═════ RECORDS FOR THIS TASK
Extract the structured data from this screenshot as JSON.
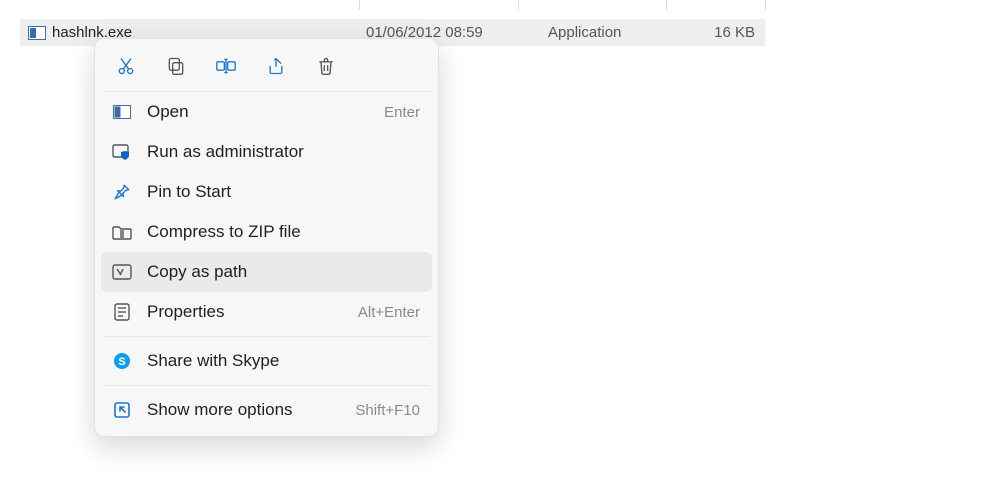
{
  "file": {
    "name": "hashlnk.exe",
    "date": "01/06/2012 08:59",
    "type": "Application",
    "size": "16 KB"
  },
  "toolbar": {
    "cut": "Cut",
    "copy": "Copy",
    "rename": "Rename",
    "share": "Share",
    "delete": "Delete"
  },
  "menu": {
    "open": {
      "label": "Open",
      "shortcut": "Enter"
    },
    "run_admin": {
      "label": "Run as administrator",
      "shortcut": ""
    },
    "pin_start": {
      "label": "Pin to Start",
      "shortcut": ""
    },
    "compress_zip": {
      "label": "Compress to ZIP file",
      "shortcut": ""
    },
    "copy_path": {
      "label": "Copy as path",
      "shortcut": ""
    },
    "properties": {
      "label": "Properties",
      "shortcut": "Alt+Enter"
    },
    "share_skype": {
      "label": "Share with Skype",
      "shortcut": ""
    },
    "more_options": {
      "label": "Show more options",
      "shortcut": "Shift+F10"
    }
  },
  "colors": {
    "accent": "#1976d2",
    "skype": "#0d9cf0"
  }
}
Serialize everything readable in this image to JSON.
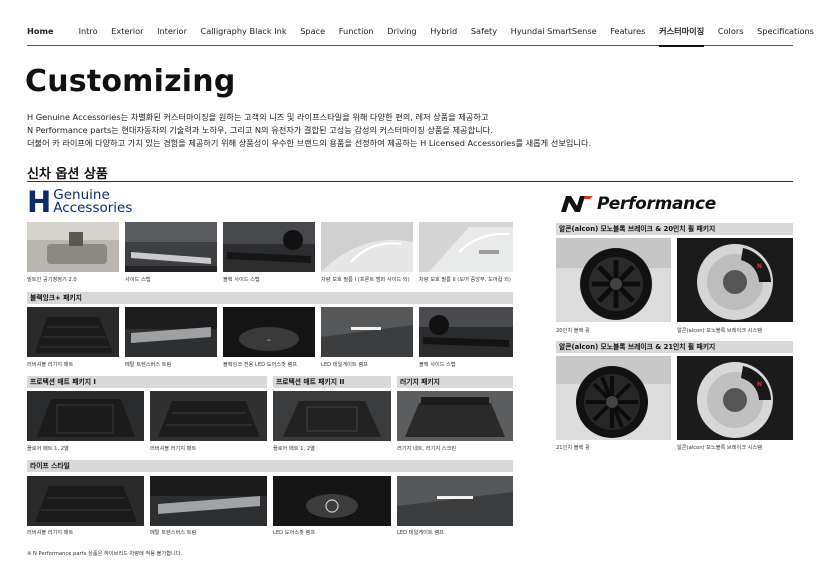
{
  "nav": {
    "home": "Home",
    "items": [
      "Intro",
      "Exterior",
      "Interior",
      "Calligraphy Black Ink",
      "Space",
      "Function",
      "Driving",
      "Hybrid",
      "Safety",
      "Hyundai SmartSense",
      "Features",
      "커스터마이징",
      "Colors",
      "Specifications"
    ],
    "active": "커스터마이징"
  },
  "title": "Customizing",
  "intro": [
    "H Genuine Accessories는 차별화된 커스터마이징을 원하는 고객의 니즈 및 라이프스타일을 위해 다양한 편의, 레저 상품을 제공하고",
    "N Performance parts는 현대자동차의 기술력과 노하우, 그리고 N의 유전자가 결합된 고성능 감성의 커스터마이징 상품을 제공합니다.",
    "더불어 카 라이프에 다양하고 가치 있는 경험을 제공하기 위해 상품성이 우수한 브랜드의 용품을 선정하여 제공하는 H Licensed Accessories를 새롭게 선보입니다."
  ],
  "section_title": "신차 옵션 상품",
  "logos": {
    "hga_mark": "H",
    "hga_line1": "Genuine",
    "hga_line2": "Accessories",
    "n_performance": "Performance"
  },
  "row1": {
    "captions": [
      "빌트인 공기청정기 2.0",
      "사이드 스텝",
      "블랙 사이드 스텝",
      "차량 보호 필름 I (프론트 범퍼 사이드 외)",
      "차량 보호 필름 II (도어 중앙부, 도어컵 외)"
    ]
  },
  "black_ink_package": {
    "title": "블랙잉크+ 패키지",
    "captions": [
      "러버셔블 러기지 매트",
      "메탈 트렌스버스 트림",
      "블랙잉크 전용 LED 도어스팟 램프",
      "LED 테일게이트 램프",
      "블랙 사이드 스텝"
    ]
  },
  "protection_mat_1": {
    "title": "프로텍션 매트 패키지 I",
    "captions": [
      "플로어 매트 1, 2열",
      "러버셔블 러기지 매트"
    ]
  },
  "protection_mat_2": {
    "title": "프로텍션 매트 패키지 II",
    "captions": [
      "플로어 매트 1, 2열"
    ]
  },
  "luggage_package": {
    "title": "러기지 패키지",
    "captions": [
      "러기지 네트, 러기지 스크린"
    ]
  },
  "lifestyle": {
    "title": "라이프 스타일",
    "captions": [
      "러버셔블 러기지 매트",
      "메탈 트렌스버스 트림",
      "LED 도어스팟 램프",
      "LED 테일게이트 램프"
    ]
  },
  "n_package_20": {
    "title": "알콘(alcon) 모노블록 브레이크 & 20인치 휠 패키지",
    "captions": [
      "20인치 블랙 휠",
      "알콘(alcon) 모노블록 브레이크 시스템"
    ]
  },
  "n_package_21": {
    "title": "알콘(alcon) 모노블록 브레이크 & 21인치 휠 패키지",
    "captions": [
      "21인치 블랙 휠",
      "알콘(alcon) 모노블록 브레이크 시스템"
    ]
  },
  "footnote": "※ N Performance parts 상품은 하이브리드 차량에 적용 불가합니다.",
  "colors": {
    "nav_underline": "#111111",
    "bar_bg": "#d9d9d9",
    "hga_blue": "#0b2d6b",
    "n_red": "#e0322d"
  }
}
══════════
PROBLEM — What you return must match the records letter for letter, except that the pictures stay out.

RESPONSE TO THIS TASK —
Extract the structured data from this screenshot as JSON.
{
  "file": {
    "name": "hashlnk.exe",
    "date": "01/06/2012 08:59",
    "type": "Application",
    "size": "16 KB"
  },
  "toolbar": {
    "cut": "Cut",
    "copy": "Copy",
    "rename": "Rename",
    "share": "Share",
    "delete": "Delete"
  },
  "menu": {
    "open": {
      "label": "Open",
      "shortcut": "Enter"
    },
    "run_admin": {
      "label": "Run as administrator",
      "shortcut": ""
    },
    "pin_start": {
      "label": "Pin to Start",
      "shortcut": ""
    },
    "compress_zip": {
      "label": "Compress to ZIP file",
      "shortcut": ""
    },
    "copy_path": {
      "label": "Copy as path",
      "shortcut": ""
    },
    "properties": {
      "label": "Properties",
      "shortcut": "Alt+Enter"
    },
    "share_skype": {
      "label": "Share with Skype",
      "shortcut": ""
    },
    "more_options": {
      "label": "Show more options",
      "shortcut": "Shift+F10"
    }
  },
  "colors": {
    "accent": "#1976d2",
    "skype": "#0d9cf0"
  }
}
Serialize everything readable in this image to JSON.
{
  "nav": {
    "home": "Home",
    "items": [
      "Intro",
      "Exterior",
      "Interior",
      "Calligraphy Black Ink",
      "Space",
      "Function",
      "Driving",
      "Hybrid",
      "Safety",
      "Hyundai SmartSense",
      "Features",
      "커스터마이징",
      "Colors",
      "Specifications"
    ],
    "active": "커스터마이징"
  },
  "title": "Customizing",
  "intro": [
    "H Genuine Accessories는 차별화된 커스터마이징을 원하는 고객의 니즈 및 라이프스타일을 위해 다양한 편의, 레저 상품을 제공하고",
    "N Performance parts는 현대자동차의 기술력과 노하우, 그리고 N의 유전자가 결합된 고성능 감성의 커스터마이징 상품을 제공합니다.",
    "더불어 카 라이프에 다양하고 가치 있는 경험을 제공하기 위해 상품성이 우수한 브랜드의 용품을 선정하여 제공하는 H Licensed Accessories를 새롭게 선보입니다."
  ],
  "section_title": "신차 옵션 상품",
  "logos": {
    "hga_mark": "H",
    "hga_line1": "Genuine",
    "hga_line2": "Accessories",
    "n_performance": "Performance"
  },
  "row1": {
    "captions": [
      "빌트인 공기청정기 2.0",
      "사이드 스텝",
      "블랙 사이드 스텝",
      "차량 보호 필름 I (프론트 범퍼 사이드 외)",
      "차량 보호 필름 II (도어 중앙부, 도어컵 외)"
    ]
  },
  "black_ink_package": {
    "title": "블랙잉크+ 패키지",
    "captions": [
      "러버셔블 러기지 매트",
      "메탈 트렌스버스 트림",
      "블랙잉크 전용 LED 도어스팟 램프",
      "LED 테일게이트 램프",
      "블랙 사이드 스텝"
    ]
  },
  "protection_mat_1": {
    "title": "프로텍션 매트 패키지 I",
    "captions": [
      "플로어 매트 1, 2열",
      "러버셔블 러기지 매트"
    ]
  },
  "protection_mat_2": {
    "title": "프로텍션 매트 패키지 II",
    "captions": [
      "플로어 매트 1, 2열"
    ]
  },
  "luggage_package": {
    "title": "러기지 패키지",
    "captions": [
      "러기지 네트, 러기지 스크린"
    ]
  },
  "lifestyle": {
    "title": "라이프 스타일",
    "captions": [
      "러버셔블 러기지 매트",
      "메탈 트렌스버스 트림",
      "LED 도어스팟 램프",
      "LED 테일게이트 램프"
    ]
  },
  "n_package_20": {
    "title": "알콘(alcon) 모노블록 브레이크 & 20인치 휠 패키지",
    "captions": [
      "20인치 블랙 휠",
      "알콘(alcon) 모노블록 브레이크 시스템"
    ]
  },
  "n_package_21": {
    "title": "알콘(alcon) 모노블록 브레이크 & 21인치 휠 패키지",
    "captions": [
      "21인치 블랙 휠",
      "알콘(alcon) 모노블록 브레이크 시스템"
    ]
  },
  "footnote": "※ N Performance parts 상품은 하이브리드 차량에 적용 불가합니다.",
  "colors": {
    "nav_underline": "#111111",
    "bar_bg": "#d9d9d9",
    "hga_blue": "#0b2d6b",
    "n_red": "#e0322d"
  }
}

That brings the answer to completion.